Got a soft spot for a soft top? I sure do.
My wife was chagrined several years back - it was a Memorial Day weekend, in fact - when I sold a reliable Honda Civic and picked up an 18-year-old Fiat Spider in need of a transmission, a clutch, and some body work.
Hey, our other car is a minivan.
In that Spider, I've since logged miles of pure joy rides. Dog loves the tiny back seat. Daughter (age 5) rides smiling broadly in hat and sunglasses - Sophia Loren in miniature. Son (13) harbors plans to convert it to a low rider so he can one day "cruise the strip."
He may get his chance. As my mechanic, Nino, says whenever I doubt my sporty Italian's prospects for another season: "She runna for-evah."
My wife's even sold. Almost.
Convertibles win converts. They touch many a car buyer's core.
A Chicago friend drives an open Audi and vows never to be boxed in again. My sister plays Beach Boys tunes in her Sebring. My father, who scoffed back when conventional wisdom held that ragtops were "over," pilots a Miata, flagbearer of the comeback.
Eric Evarts, writer of today's lead story, wheels around in a new press loaner every week. Given that kind of automotive exposure, what did he just acquire? A 1970 Volkswagen Beetle drop top.
American car buyers now have access to more than 30 models of convertibles sold new by dealers.
When a hardtop showstopper like Chrysler's PT Cruiser or VW's New Beetle rolls out, consumer clamoring for an open-air version begins. (Chrysler has answered the call. So far, only after-market shops are peeling the lids off the Beetle. But just wait.)

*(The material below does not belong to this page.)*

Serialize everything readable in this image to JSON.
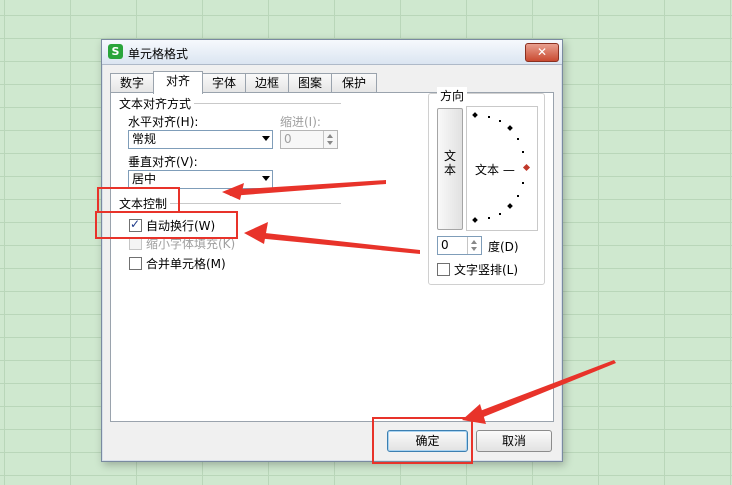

The sky's the limit, and the road is clear. Happy summer.
Reach us at firstname.lastname@example.org.
(c) Copyright 2001. The Christian Science Monitor